- _Problem statement_
In the material below, find all lines with the string "JSON" and copy them.

- _Supplied records_
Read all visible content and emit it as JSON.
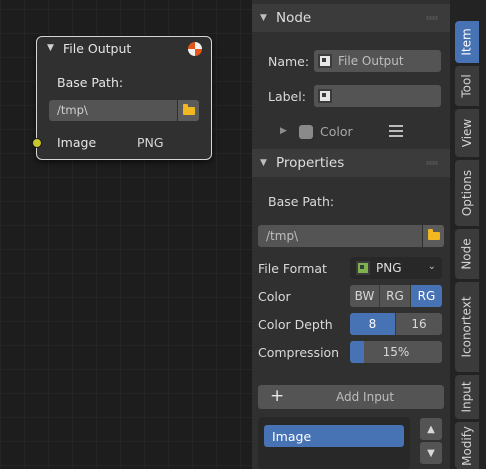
{
  "node": {
    "title": "File Output",
    "base_path_label": "Base Path:",
    "base_path_value": "/tmp\\",
    "input_label": "Image",
    "input_format": "PNG"
  },
  "sidebar": {
    "node_panel": {
      "title": "Node",
      "name_label": "Name:",
      "name_value": "File Output",
      "label_label": "Label:",
      "label_value": "",
      "color_label": "Color"
    },
    "properties_panel": {
      "title": "Properties",
      "base_path_label": "Base Path:",
      "base_path_value": "/tmp\\",
      "file_format_label": "File Format",
      "file_format_value": "PNG",
      "color_label": "Color",
      "color_options": [
        "BW",
        "RG",
        "RG"
      ],
      "color_selected_index": 2,
      "color_depth_label": "Color Depth",
      "color_depth_options": [
        "8",
        "16"
      ],
      "color_depth_selected_index": 0,
      "compression_label": "Compression",
      "compression_value": "15%",
      "compression_fraction": 0.15,
      "add_input_label": "Add Input",
      "inputs": [
        "Image"
      ]
    }
  },
  "tabs": [
    {
      "label": "Item",
      "active": true
    },
    {
      "label": "Tool",
      "active": false
    },
    {
      "label": "View",
      "active": false
    },
    {
      "label": "Options",
      "active": false
    },
    {
      "label": "Node",
      "active": false
    },
    {
      "label": "Iconortext",
      "active": false
    },
    {
      "label": "Input",
      "active": false
    },
    {
      "label": "Modify",
      "active": false
    }
  ],
  "colors": {
    "accent": "#4772b3",
    "socket_yellow": "#c7c729",
    "folder_yellow": "#f1b821"
  }
}
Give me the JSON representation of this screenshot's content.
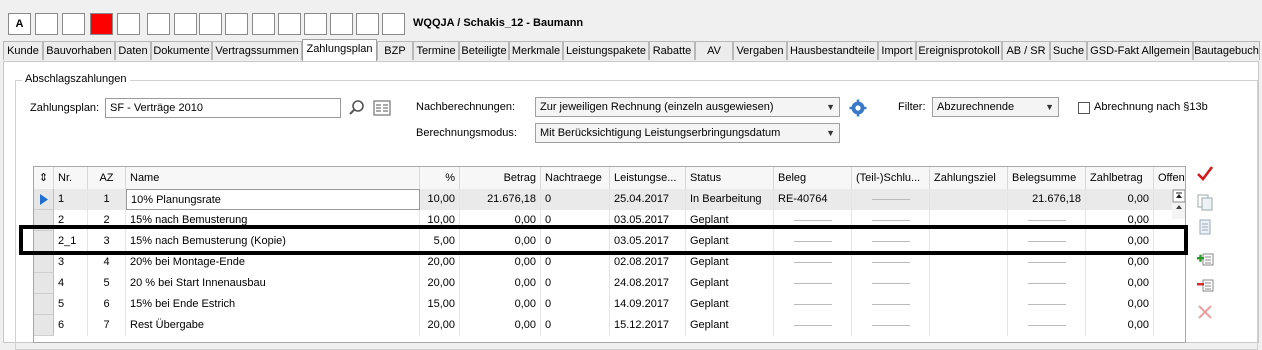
{
  "header": {
    "cell_label": "A",
    "title": "WQQJA / Schakis_12 - Baumann"
  },
  "tabs": [
    "Kunde",
    "Bauvorhaben",
    "Daten",
    "Dokumente",
    "Vertragssummen",
    "Zahlungsplan",
    "BZP",
    "Termine",
    "Beteiligte",
    "Merkmale",
    "Leistungspakete",
    "Rabatte",
    "AV",
    "Vergaben",
    "Hausbestandteile",
    "Import",
    "Ereignisprotokoll",
    "AB / SR",
    "Suche",
    "GSD-Fakt Allgemein",
    "Bautagebuch"
  ],
  "active_tab": "Zahlungsplan",
  "section": {
    "legend": "Abschlagszahlungen",
    "zahlungsplan_label": "Zahlungsplan:",
    "zahlungsplan_value": "SF - Verträge 2010",
    "nachberechnungen_label": "Nachberechnungen:",
    "nachberechnungen_value": "Zur jeweiligen Rechnung (einzeln ausgewiesen)",
    "berechnungsmodus_label": "Berechnungsmodus:",
    "berechnungsmodus_value": "Mit Berücksichtigung Leistungserbringungsdatum",
    "filter_label": "Filter:",
    "filter_value": "Abzurechnende",
    "checkbox_label": "Abrechnung nach §13b",
    "checkbox_checked": false
  },
  "table": {
    "columns": [
      "Nr.",
      "AZ",
      "Name",
      "%",
      "Betrag",
      "Nachtraege",
      "Leistungse...",
      "Status",
      "Beleg",
      "(Teil-)Schlu...",
      "Zahlungsziel",
      "Belegsumme",
      "Zahlbetrag",
      "Offen"
    ],
    "rows": [
      {
        "nr": "1",
        "az": "1",
        "name": "10% Planungsrate",
        "pct": "10,00",
        "betrag": "21.676,18",
        "nachtraege": "0",
        "datum": "25.04.2017",
        "status": "In Bearbeitung",
        "beleg": "RE-40764",
        "belegsumme": "21.676,18",
        "zahlbetrag": "0,00"
      },
      {
        "nr": "2",
        "az": "2",
        "name": "15% nach Bemusterung",
        "pct": "10,00",
        "betrag": "0,00",
        "nachtraege": "0",
        "datum": "03.05.2017",
        "status": "Geplant",
        "beleg": "",
        "belegsumme": "",
        "zahlbetrag": "0,00"
      },
      {
        "nr": "2_1",
        "az": "3",
        "name": "15% nach Bemusterung (Kopie)",
        "pct": "5,00",
        "betrag": "0,00",
        "nachtraege": "0",
        "datum": "03.05.2017",
        "status": "Geplant",
        "beleg": "",
        "belegsumme": "",
        "zahlbetrag": "0,00"
      },
      {
        "nr": "3",
        "az": "4",
        "name": "20% bei Montage-Ende",
        "pct": "20,00",
        "betrag": "0,00",
        "nachtraege": "0",
        "datum": "02.08.2017",
        "status": "Geplant",
        "beleg": "",
        "belegsumme": "",
        "zahlbetrag": "0,00"
      },
      {
        "nr": "4",
        "az": "5",
        "name": "20 % bei Start Innenausbau",
        "pct": "20,00",
        "betrag": "0,00",
        "nachtraege": "0",
        "datum": "24.08.2017",
        "status": "Geplant",
        "beleg": "",
        "belegsumme": "",
        "zahlbetrag": "0,00"
      },
      {
        "nr": "5",
        "az": "6",
        "name": "15% bei Ende Estrich",
        "pct": "15,00",
        "betrag": "0,00",
        "nachtraege": "0",
        "datum": "14.09.2017",
        "status": "Geplant",
        "beleg": "",
        "belegsumme": "",
        "zahlbetrag": "0,00"
      },
      {
        "nr": "6",
        "az": "7",
        "name": "Rest Übergabe",
        "pct": "20,00",
        "betrag": "0,00",
        "nachtraege": "0",
        "datum": "15.12.2017",
        "status": "Geplant",
        "beleg": "",
        "belegsumme": "",
        "zahlbetrag": "0,00"
      }
    ]
  },
  "colors": {
    "red_cell": "#ff0000",
    "checkmark": "#d41a1a",
    "add": "#2a9a2a",
    "remove": "#d42a2a",
    "gear": "#3a78c8"
  }
}
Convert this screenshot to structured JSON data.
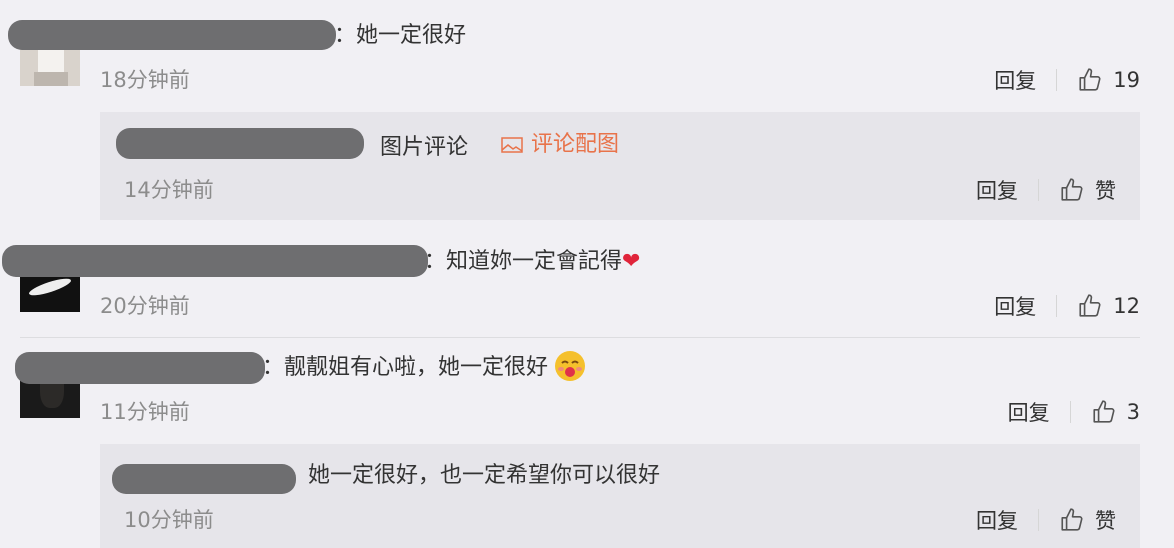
{
  "comments": [
    {
      "text": "：她一定很好",
      "time": "18分钟前",
      "reply_label": "回复",
      "like_count": "19",
      "replies": [
        {
          "label": "图片评论",
          "pic_link": "评论配图",
          "time": "14分钟前",
          "reply_label": "回复",
          "like_label": "赞"
        }
      ]
    },
    {
      "text": "：知道妳一定會記得",
      "emoji": "❤",
      "time": "20分钟前",
      "reply_label": "回复",
      "like_count": "12"
    },
    {
      "text": "：靓靓姐有心啦，她一定很好",
      "time": "11分钟前",
      "reply_label": "回复",
      "like_count": "3",
      "replies": [
        {
          "text": "她一定很好，也一定希望你可以很好",
          "time": "10分钟前",
          "reply_label": "回复",
          "like_label": "赞"
        }
      ]
    }
  ],
  "colors": {
    "background": "#f1f0f4",
    "subcomment_bg": "#e6e5ea",
    "link_orange": "#e8734a",
    "muted_text": "#8c8c8c"
  },
  "icons": [
    "thumbs-up-icon",
    "image-icon",
    "heart-emoji",
    "kiss-emoji"
  ]
}
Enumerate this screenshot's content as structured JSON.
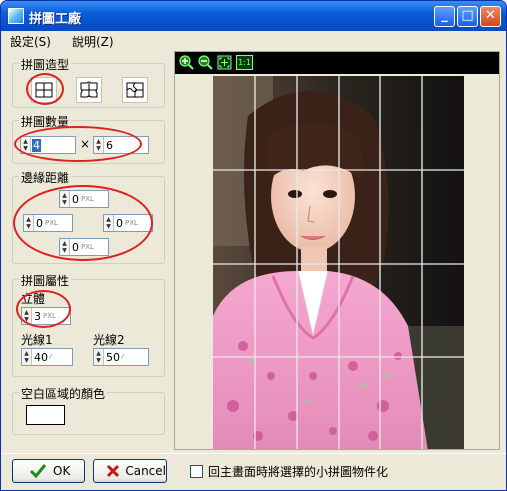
{
  "window": {
    "title": "拼圖工廠"
  },
  "title_buttons": {
    "minimize": "_",
    "maximize": "□",
    "close": "✕"
  },
  "menu": [
    {
      "label": "設定(S)"
    },
    {
      "label": "說明(Z)"
    }
  ],
  "shape_group": {
    "title": "拼圖造型",
    "options": [
      "grid-icon",
      "jigsaw-icon",
      "jigsaw-alt-icon"
    ]
  },
  "count_group": {
    "title": "拼圖數量",
    "rows": "4",
    "cols": "6",
    "times": "×"
  },
  "margin_group": {
    "title": "邊緣距離",
    "top": "0",
    "left": "0",
    "right": "0",
    "bottom": "0",
    "unit": "PXL"
  },
  "props_group": {
    "title": "拼圖屬性",
    "depth_label": "立體",
    "depth_value": "3",
    "depth_unit": "PXL",
    "light1_label": "光線1",
    "light1_value": "40",
    "light2_label": "光線2",
    "light2_value": "50",
    "light_unit": "⁄"
  },
  "blank_group": {
    "title": "空白區域的顏色",
    "color": "#ffffff"
  },
  "zoom_tools": [
    "zoom-in-icon",
    "zoom-out-icon",
    "fit-icon",
    "actual-size-icon"
  ],
  "zoom_labels": {
    "actual": "1:1"
  },
  "grid": {
    "rows": 4,
    "cols": 6
  },
  "buttons": {
    "ok": "OK",
    "cancel": "Cancel"
  },
  "checkbox": {
    "label": "回主畫面時將選擇的小拼圖物件化",
    "checked": false
  },
  "colors": {
    "title_bar": "#0a5fd8",
    "annotation": "#e02020",
    "dialog_bg": "#ece9d8"
  }
}
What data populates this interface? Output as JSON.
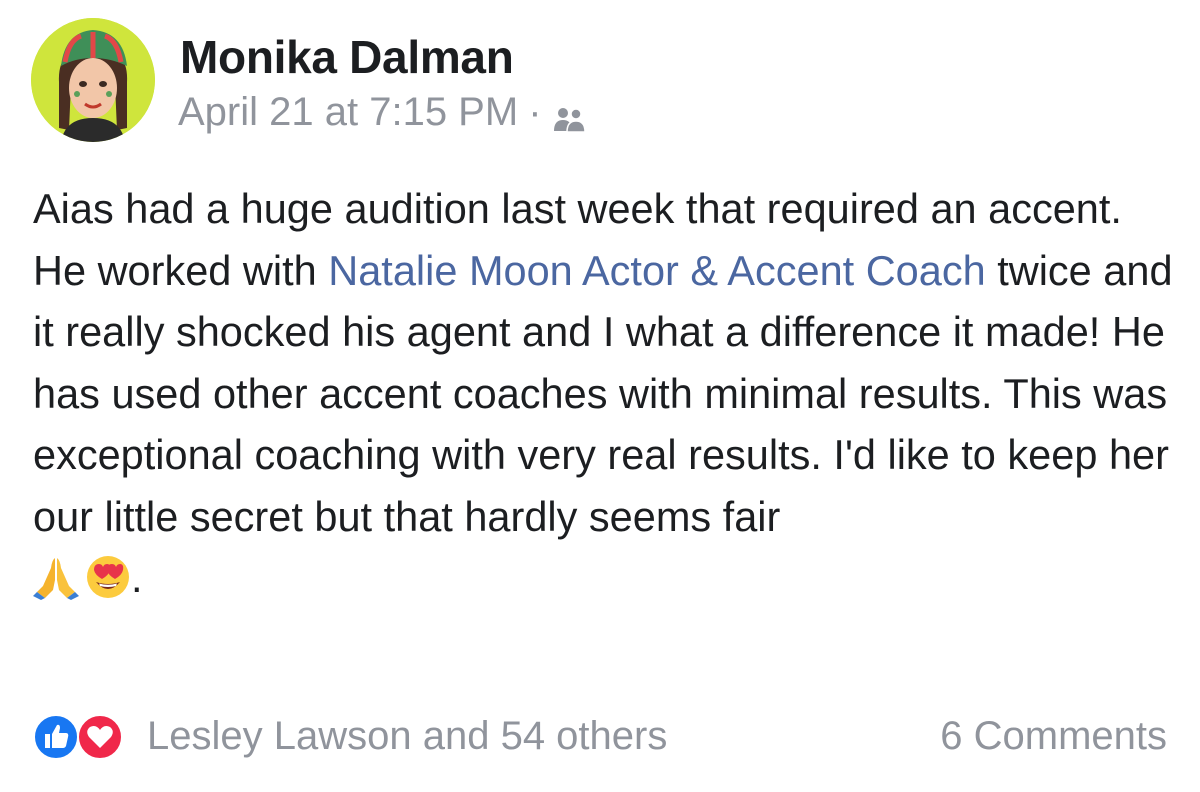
{
  "post": {
    "author": "Monika Dalman",
    "timestamp": "April 21 at 7:15 PM",
    "separator": "·",
    "audience_icon": "friends-icon",
    "text_parts": {
      "before_mention": "Aias had a huge audition last week that required an accent. He worked with ",
      "mention": "Natalie Moon Actor & Accent Coach",
      "after_mention": " twice and it really shocked his agent and I what a difference it made! He has used other accent coaches with minimal results. This was exceptional coaching with very real results. I'd like to keep her our little secret but that hardly seems fair ",
      "emojis": [
        "folded-hands-emoji",
        "heart-eyes-emoji"
      ],
      "ending": "."
    },
    "reactions": {
      "icons": [
        "like-reaction-icon",
        "love-reaction-icon"
      ],
      "summary": "Lesley Lawson and 54 others"
    },
    "comments": "6 Comments"
  },
  "colors": {
    "name": "#1c1e21",
    "meta": "#90949c",
    "mention": "#4b67a1",
    "like": "#1877f2",
    "love": "#f0284a"
  }
}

- _Response to this task_
Read all visible content and emit it as JSON.
Give me the JSON representation of this screenshot's content.
Convert this screenshot to structured JSON data.
Enumerate this screenshot's content as structured JSON.
What data populates this interface? Output as JSON.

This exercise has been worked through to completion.